In what may be the most significant diplomatic step in the Balkans since the end of the war in the 1980s, after 27 years, a name deal has been agreed between the governments of Greece and Macedonia, or the Republic of North Macedonia, as it will now be known.
As most of the ancient kingdom of Macedonia is within its borders, Greece has opposed the use of the name by its neighbor, which it unilaterally chose for itself as it declared independence from Yugoslavia in 1991. The majority of Greeks still oppose the use of “North Macedonia,” and the deal was only narrowly approved with 153 votes in support in Greece’s 300-seat parliament.
Greece, a member of both NATO and the European Union (EU), has been blocking Macedonia’s membership to NATO and the beginning of accession talks with the EU until the name dispute was resolved.
At the same time, a bill expanding the official use of the Albanian language has been published in Macedonia’s official gazette, making it law.
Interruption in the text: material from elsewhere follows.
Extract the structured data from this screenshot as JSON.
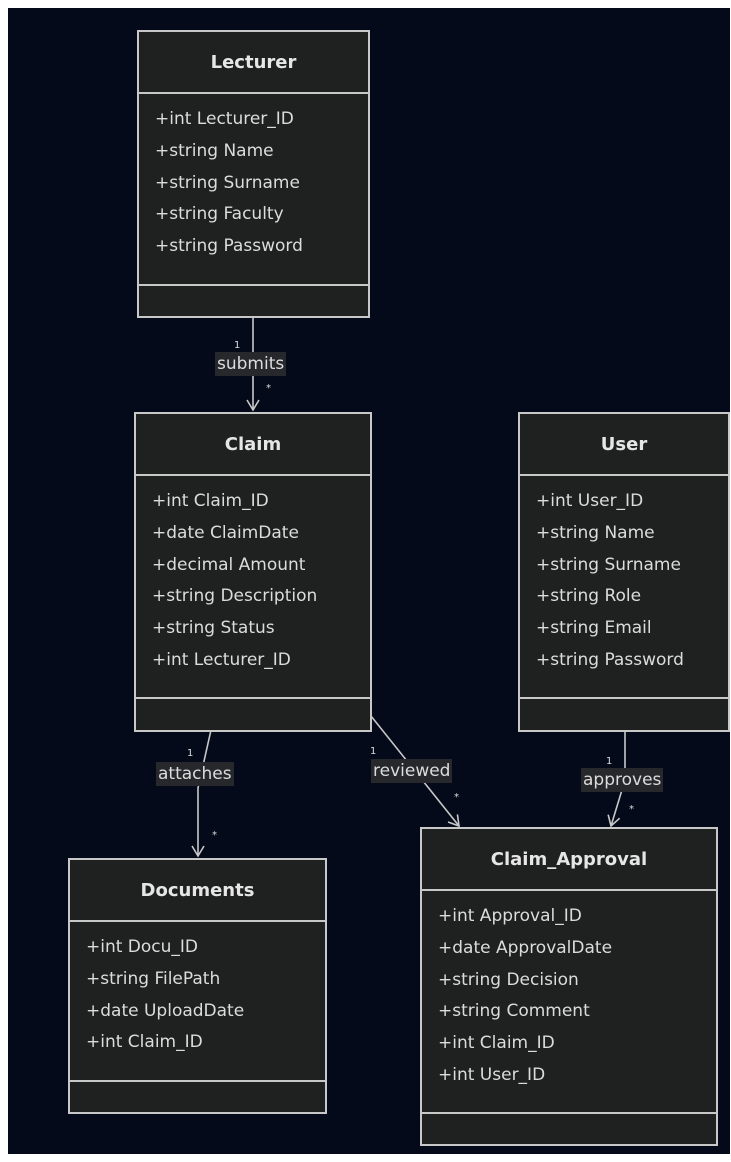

The legislation was signed by Parliament speaker Talat Xhaferi, an ethnic Albanian, bypassing President Gjorge Ivanov, who had been legally obliged to sign it into law after parliament approved it twice in separate sessions last year.
Despite ethnic Albanians comprising about a quarter of Macedonia’s 2 million people, Ivanov claims the bill is unconstitutional and unnecessary.
Under the legislation, Macedonian continues to be the country’s official language, but Albanian, which has until now been an official language only in areas where the minority makes up at least 20% of the population, will be used more widely.
The measure also boosts the use of the language at the national level, including in administrative, health, judicial, police, and other official matters. Elected representatives were already allowed to use Albanian in Parliament, but under the new law, the speaker will be allowed to speak and lead sessions in that language.